Once I had Marty’s node of approval I loaded up the car and headed east. I picked Marty up at his store, Iowa City Saab and off to the races we went. We arrived plenty early and had no issues with our Bonneville spec car clearing the tech inspection at the Ohio Mile. The racing started Saturday AM and we had the car setup very conservatively so we could make a run and just see how every thing ran on asphalt rather than wet salt. The morning has many delays with blown motors, transmissions and the likes from the winters work of others. Also the timing tower kept quitting so that delay things more. As the morning wore on a head wind picked up. As we got ready to make our first run about 12:30, the winds peaked at 27MPH right into our nose! Certainly not good for top speeds. All the cars ahead of us were running slower than normal speeds. We took off with a quick push and the Saab ran well. I had a bit of a miss about 7,800 RPM’s going into 4th gear so I lost a bit of speed. Too little timing and a bit rich, but I was playing it safe on this first run. After the run Marty towed me back to the tower for our speed ticket and it showed 106.7572 MPH! Wow, not a new record but REALLY close to the 107.0791 mph record, (missed by .3219 mph of a second) and with a 27MPH head wind! Marty and I were pleased and got right back in line to run again but with in a 1/2 hour the winds had become too much and the track was closed for the day. Marty and I adjusted the timing and leaned it out a bit. We felt the record would be ours if we had another chance to run. That would have to wait till Sunday…something neither of us really had time for. We had both planned on a Saturday only event as work was piling up in Iowa for both of us. Guess it would have to wait. We had to run again.

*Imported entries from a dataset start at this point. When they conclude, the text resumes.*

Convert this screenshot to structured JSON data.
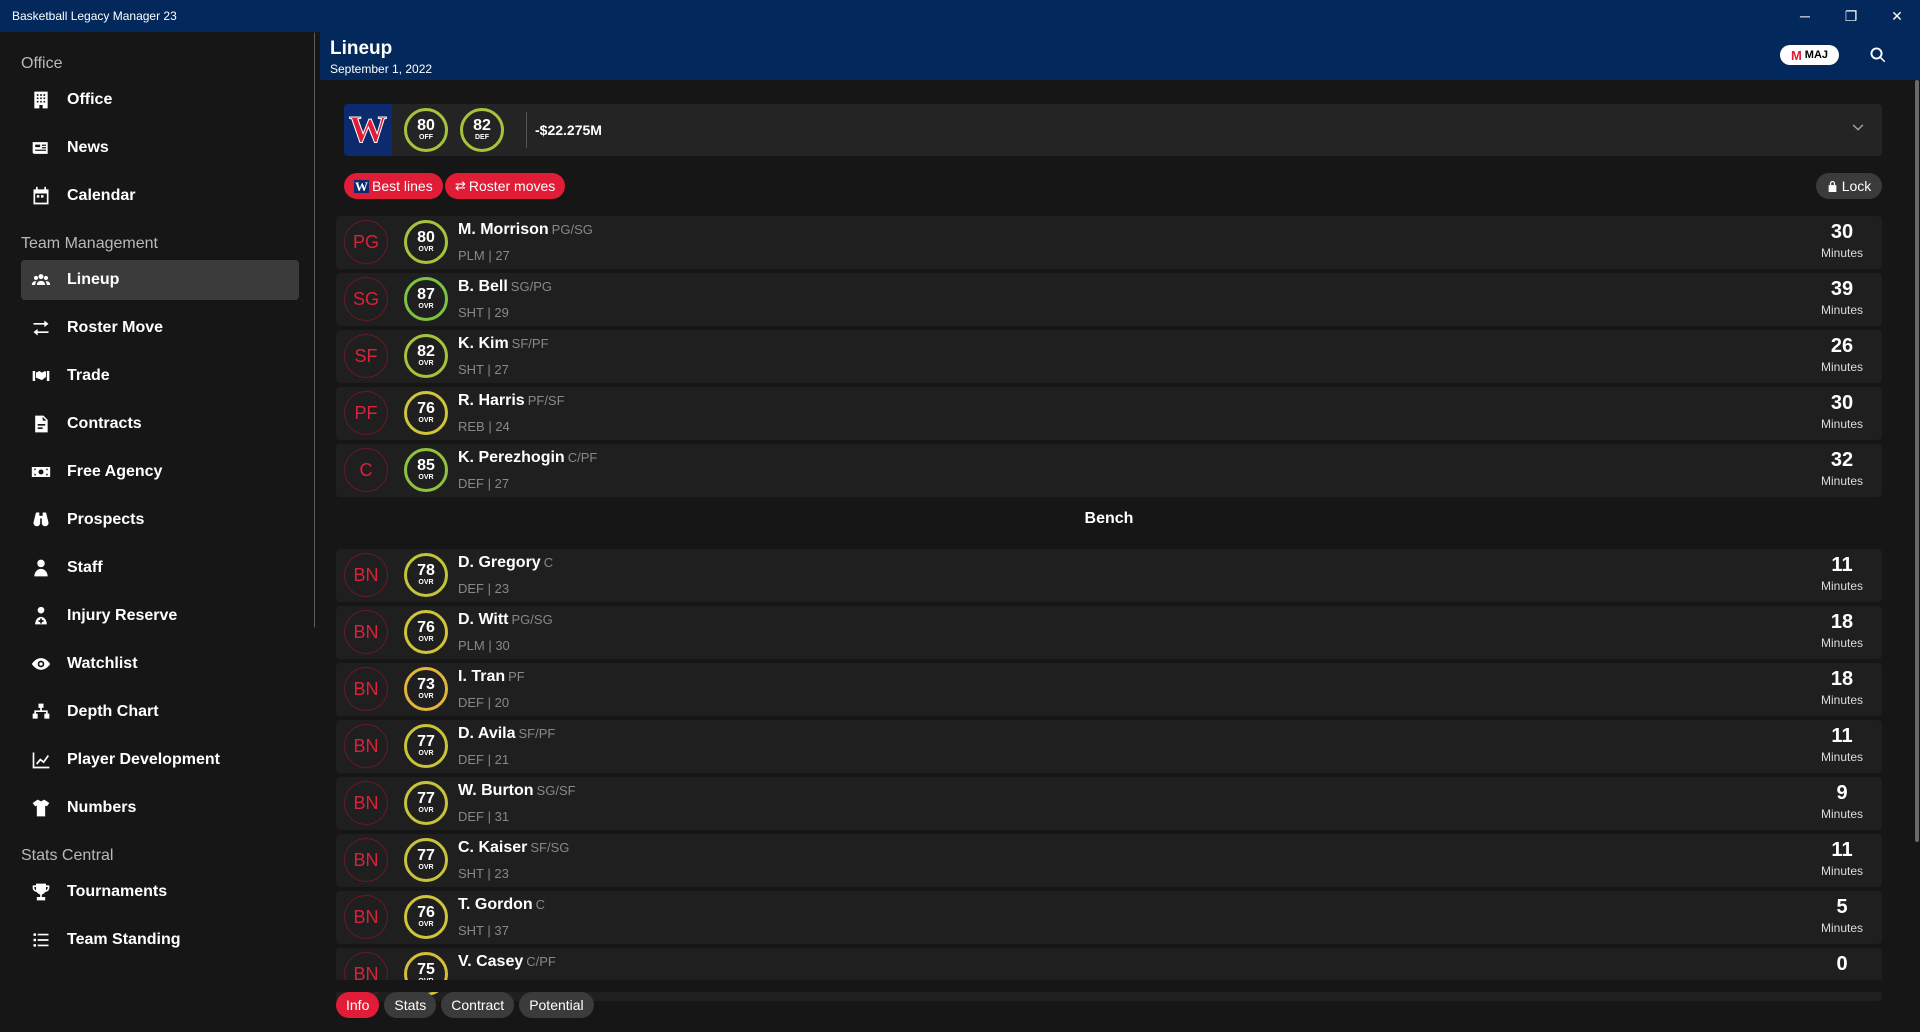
{
  "window": {
    "title": "Basketball Legacy Manager 23",
    "minimize": "─",
    "restore": "❐",
    "close": "✕"
  },
  "sidebar": {
    "sections": [
      {
        "title": "Office",
        "items": [
          {
            "label": "Office",
            "icon": "building-icon"
          },
          {
            "label": "News",
            "icon": "newspaper-icon"
          },
          {
            "label": "Calendar",
            "icon": "calendar-icon"
          }
        ]
      },
      {
        "title": "Team Management",
        "items": [
          {
            "label": "Lineup",
            "icon": "users-icon",
            "active": true
          },
          {
            "label": "Roster Move",
            "icon": "swap-icon"
          },
          {
            "label": "Trade",
            "icon": "trade-icon"
          },
          {
            "label": "Contracts",
            "icon": "contract-icon"
          },
          {
            "label": "Free Agency",
            "icon": "money-icon"
          },
          {
            "label": "Prospects",
            "icon": "binoculars-icon"
          },
          {
            "label": "Staff",
            "icon": "staff-icon"
          },
          {
            "label": "Injury Reserve",
            "icon": "injury-icon"
          },
          {
            "label": "Watchlist",
            "icon": "eye-icon"
          },
          {
            "label": "Depth Chart",
            "icon": "sitemap-icon"
          },
          {
            "label": "Player Development",
            "icon": "chart-line-icon"
          },
          {
            "label": "Numbers",
            "icon": "shirt-icon"
          }
        ]
      },
      {
        "title": "Stats Central",
        "items": [
          {
            "label": "Tournaments",
            "icon": "trophy-icon"
          },
          {
            "label": "Team Standing",
            "icon": "list-icon"
          }
        ]
      }
    ]
  },
  "header": {
    "title": "Lineup",
    "date": "September 1, 2022",
    "badge_letter": "M",
    "badge_text": "MAJ"
  },
  "team": {
    "logo_letter": "W",
    "off": "80",
    "off_label": "OFF",
    "def": "82",
    "def_label": "DEF",
    "money": "-$22.275M"
  },
  "actions": {
    "best_lines": "Best lines",
    "roster_moves": "Roster moves",
    "lock": "Lock"
  },
  "bench_title": "Bench",
  "ovr_label": "OVR",
  "minutes_label": "Minutes",
  "starters": [
    {
      "pos": "PG",
      "ovr": "80",
      "name": "M. Morrison",
      "pos2": "PG/SG",
      "meta": "PLM | 27",
      "minutes": "30",
      "color": "#a6c43a"
    },
    {
      "pos": "SG",
      "ovr": "87",
      "name": "B. Bell",
      "pos2": "SG/PG",
      "meta": "SHT | 29",
      "minutes": "39",
      "color": "#7fc241"
    },
    {
      "pos": "SF",
      "ovr": "82",
      "name": "K. Kim",
      "pos2": "SF/PF",
      "meta": "SHT | 27",
      "minutes": "26",
      "color": "#a6c43a"
    },
    {
      "pos": "PF",
      "ovr": "76",
      "name": "R. Harris",
      "pos2": "PF/SF",
      "meta": "REB | 24",
      "minutes": "30",
      "color": "#cfc43a"
    },
    {
      "pos": "C",
      "ovr": "85",
      "name": "K. Perezhogin",
      "pos2": "C/PF",
      "meta": "DEF | 27",
      "minutes": "32",
      "color": "#90c23e"
    }
  ],
  "bench": [
    {
      "pos": "BN",
      "ovr": "78",
      "name": "D. Gregory",
      "pos2": "C",
      "meta": "DEF | 23",
      "minutes": "11",
      "color": "#c2c43a"
    },
    {
      "pos": "BN",
      "ovr": "76",
      "name": "D. Witt",
      "pos2": "PG/SG",
      "meta": "PLM | 30",
      "minutes": "18",
      "color": "#cfc43a"
    },
    {
      "pos": "BN",
      "ovr": "73",
      "name": "I. Tran",
      "pos2": "PF",
      "meta": "DEF | 20",
      "minutes": "18",
      "color": "#e0b53a"
    },
    {
      "pos": "BN",
      "ovr": "77",
      "name": "D. Avila",
      "pos2": "SF/PF",
      "meta": "DEF | 21",
      "minutes": "11",
      "color": "#c8c43a"
    },
    {
      "pos": "BN",
      "ovr": "77",
      "name": "W. Burton",
      "pos2": "SG/SF",
      "meta": "DEF | 31",
      "minutes": "9",
      "color": "#c8c43a"
    },
    {
      "pos": "BN",
      "ovr": "77",
      "name": "C. Kaiser",
      "pos2": "SF/SG",
      "meta": "SHT | 23",
      "minutes": "11",
      "color": "#c8c43a"
    },
    {
      "pos": "BN",
      "ovr": "76",
      "name": "T. Gordon",
      "pos2": "C",
      "meta": "SHT | 37",
      "minutes": "5",
      "color": "#cfc43a"
    },
    {
      "pos": "BN",
      "ovr": "75",
      "name": "V. Casey",
      "pos2": "C/PF",
      "meta": "",
      "minutes": "0",
      "color": "#d6bd3a"
    }
  ],
  "tabs": [
    {
      "label": "Info",
      "active": true
    },
    {
      "label": "Stats"
    },
    {
      "label": "Contract"
    },
    {
      "label": "Potential"
    }
  ],
  "colors": {
    "accent": "#e01c36",
    "header_blue": "#03285c"
  }
}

Sunday the forecast was still windy but the track opened on time at 8AM. But is was closed after the 1st two cars ran and they discovered the timing lights had broken again. This time it went on till about 11am with no racing! Just when it looked like the record would escape us with a closed track again (as the winds continued to build), they solved the light issue and started herding us through the lines! By 12:30 we at the start ready to run. This time the engine miss was gone and the car ran perfect! We broke the old record with a run of 110.8921 MPH. (See photo) The car had performed as planned. Marty and I wished we could run again cause we knew we could add more MPH with some simple mod’s but time had ran out for us. Time to load up and go home with another record for the Green Saab Sonett!
The Ohio Mile is a fun and clean event. (No salt!) The people there loved both mine and Bertil’s 96. Lots of questions and the usual “my uncle/brother/father/neighbor use to own one of those”. At Bonneville the pace is pretty intense and there is not a lot of “chit chat”. At Ohio the mode is much clammer and easy going. I would strongly suggest anyone who wants to play with your car to read up on the rules and got here. There a re lot of “street cars” there, unlike Bonneville where you must butcher your car to race ready it. Plus the people who run the event try very hard to make you feel welcome here. Not always the case with an import car at an American racing Icon like Bonneville! (Although I do always get treat very well there 🙂 All in all good fun!
Thanks for reading and as always, Safe Saab’in! Tom Donney